starring Jamie Foxx, Colin Farrell, Gong Li, Naomie Harris
written and directed by Michael Mann

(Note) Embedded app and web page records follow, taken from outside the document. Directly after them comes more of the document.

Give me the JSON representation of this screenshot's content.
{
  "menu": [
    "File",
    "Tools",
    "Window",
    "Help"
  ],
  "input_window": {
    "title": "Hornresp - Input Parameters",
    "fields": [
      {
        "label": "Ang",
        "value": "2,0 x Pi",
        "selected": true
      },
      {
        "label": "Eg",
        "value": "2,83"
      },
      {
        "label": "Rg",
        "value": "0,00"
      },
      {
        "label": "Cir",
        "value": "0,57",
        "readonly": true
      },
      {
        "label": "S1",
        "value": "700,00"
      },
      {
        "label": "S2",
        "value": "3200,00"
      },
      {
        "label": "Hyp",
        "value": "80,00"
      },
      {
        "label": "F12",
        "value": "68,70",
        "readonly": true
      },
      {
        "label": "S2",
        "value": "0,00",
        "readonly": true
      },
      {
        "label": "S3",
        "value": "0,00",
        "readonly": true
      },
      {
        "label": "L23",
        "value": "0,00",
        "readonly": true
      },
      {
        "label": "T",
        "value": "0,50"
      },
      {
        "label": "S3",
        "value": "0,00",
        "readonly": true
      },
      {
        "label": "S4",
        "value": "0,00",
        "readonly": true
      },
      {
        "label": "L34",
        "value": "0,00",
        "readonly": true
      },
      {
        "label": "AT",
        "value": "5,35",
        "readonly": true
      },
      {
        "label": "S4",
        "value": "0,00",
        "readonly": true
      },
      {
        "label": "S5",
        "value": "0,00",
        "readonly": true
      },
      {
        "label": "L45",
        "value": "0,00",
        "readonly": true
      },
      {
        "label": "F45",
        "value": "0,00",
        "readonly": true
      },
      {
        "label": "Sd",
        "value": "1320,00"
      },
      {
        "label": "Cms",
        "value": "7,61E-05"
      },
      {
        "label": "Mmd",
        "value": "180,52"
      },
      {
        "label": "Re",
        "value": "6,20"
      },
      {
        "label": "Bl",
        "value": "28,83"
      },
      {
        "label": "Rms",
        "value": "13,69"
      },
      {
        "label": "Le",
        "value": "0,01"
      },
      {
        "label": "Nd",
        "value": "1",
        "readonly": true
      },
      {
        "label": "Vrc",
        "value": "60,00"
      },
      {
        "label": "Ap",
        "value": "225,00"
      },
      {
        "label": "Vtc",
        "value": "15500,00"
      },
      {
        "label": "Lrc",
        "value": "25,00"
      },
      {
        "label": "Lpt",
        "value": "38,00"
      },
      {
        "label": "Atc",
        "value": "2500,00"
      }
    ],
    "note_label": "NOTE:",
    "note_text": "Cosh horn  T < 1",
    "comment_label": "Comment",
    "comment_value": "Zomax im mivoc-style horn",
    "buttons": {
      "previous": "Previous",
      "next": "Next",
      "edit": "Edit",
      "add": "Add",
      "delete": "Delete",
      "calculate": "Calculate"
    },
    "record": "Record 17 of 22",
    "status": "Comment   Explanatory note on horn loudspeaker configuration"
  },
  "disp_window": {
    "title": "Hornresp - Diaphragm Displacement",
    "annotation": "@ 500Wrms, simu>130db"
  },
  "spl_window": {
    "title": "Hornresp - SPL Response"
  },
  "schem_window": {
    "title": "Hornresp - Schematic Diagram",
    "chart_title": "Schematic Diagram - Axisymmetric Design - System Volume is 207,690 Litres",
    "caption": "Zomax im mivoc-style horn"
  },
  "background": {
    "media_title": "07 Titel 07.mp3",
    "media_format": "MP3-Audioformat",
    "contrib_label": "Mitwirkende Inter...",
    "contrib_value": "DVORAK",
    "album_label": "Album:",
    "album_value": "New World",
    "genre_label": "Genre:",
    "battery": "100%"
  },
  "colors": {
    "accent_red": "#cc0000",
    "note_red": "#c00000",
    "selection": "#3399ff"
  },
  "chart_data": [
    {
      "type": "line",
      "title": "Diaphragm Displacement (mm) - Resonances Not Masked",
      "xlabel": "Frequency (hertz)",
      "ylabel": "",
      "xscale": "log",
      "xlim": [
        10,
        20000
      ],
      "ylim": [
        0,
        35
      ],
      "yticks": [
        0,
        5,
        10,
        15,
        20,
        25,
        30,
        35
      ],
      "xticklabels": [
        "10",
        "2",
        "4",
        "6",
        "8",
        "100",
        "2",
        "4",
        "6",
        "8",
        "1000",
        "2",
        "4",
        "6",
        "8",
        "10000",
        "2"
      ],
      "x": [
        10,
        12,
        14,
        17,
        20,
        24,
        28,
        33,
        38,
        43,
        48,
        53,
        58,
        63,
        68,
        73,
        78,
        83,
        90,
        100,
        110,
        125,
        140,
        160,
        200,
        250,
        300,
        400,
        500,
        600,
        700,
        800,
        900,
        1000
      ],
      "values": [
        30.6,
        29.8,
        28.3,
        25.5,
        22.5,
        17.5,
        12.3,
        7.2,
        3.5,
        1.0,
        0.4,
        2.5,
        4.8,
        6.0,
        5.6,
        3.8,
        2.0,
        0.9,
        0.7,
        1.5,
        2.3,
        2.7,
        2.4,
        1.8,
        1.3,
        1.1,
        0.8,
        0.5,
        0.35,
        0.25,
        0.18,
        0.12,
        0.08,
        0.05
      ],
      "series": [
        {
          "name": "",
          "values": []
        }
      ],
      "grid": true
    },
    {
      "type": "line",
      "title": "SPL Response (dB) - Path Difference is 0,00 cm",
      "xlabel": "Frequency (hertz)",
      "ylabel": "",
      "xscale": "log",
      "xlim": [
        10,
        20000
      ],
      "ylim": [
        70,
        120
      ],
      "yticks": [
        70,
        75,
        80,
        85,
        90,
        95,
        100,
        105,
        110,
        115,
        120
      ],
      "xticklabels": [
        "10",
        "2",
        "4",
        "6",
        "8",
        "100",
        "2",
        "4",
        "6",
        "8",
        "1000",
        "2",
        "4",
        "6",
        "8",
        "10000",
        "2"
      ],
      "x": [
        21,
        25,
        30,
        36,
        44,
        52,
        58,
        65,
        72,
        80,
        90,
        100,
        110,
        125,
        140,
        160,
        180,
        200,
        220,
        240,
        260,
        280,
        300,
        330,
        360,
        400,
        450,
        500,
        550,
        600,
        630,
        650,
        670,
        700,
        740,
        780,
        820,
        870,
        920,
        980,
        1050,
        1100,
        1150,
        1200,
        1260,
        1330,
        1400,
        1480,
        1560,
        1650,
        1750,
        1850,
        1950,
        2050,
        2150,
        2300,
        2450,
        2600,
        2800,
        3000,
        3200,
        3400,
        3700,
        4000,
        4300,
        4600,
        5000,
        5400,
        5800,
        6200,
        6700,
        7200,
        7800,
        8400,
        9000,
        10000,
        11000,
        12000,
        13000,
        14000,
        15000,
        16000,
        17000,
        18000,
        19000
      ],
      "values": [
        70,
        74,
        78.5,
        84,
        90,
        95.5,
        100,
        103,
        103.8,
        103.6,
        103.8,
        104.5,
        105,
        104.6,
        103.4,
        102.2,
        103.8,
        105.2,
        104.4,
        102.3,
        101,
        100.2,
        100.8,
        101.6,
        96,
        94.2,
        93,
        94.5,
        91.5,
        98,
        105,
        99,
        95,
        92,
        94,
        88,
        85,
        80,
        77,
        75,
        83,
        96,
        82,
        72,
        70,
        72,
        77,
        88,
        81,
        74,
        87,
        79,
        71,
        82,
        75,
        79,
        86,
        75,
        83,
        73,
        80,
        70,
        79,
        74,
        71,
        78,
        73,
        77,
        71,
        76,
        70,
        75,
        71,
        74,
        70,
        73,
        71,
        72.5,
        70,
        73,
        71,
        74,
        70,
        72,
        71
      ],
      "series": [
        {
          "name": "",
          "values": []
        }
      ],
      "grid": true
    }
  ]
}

by Walter Chaw Slot Michael Mann's Miami Vice in there alongside other millennial films about the disintegration of society and its subsequent renewal along tribal, exclusively masculine lines. It's a film from whose nihilism I would've recoiled just a few years ago, but now I see that as perhaps the definitive trend of the first six years of this brave new world (first five after 9/11, the inciting event of this love affair with apocalyptic cultural reset) and not entirely divorced from our reality besides. The best illustration of how we've gone from the voodoo of self-esteem of the Reagan '80s (for which the Mann-produced "Miami Vice" television show has become something of a cultural roadmark) to the blasted, self-abnegating, divided wasteland of Bush 2's America might be the difference between the white suits and socks-less loafers of the previous incarnation to the flak-jackets and high-velocity splatter head-shots of this one. WWI introduced irony into our lexicon with the advent of long-range, impersonal murder--and 9/11 deepened it in the popular culture in the United States with an existential fatalism borne of the idea that not only is sudden, arbitrary destruction from above a possibility, but most likely an unavoidable eventuality.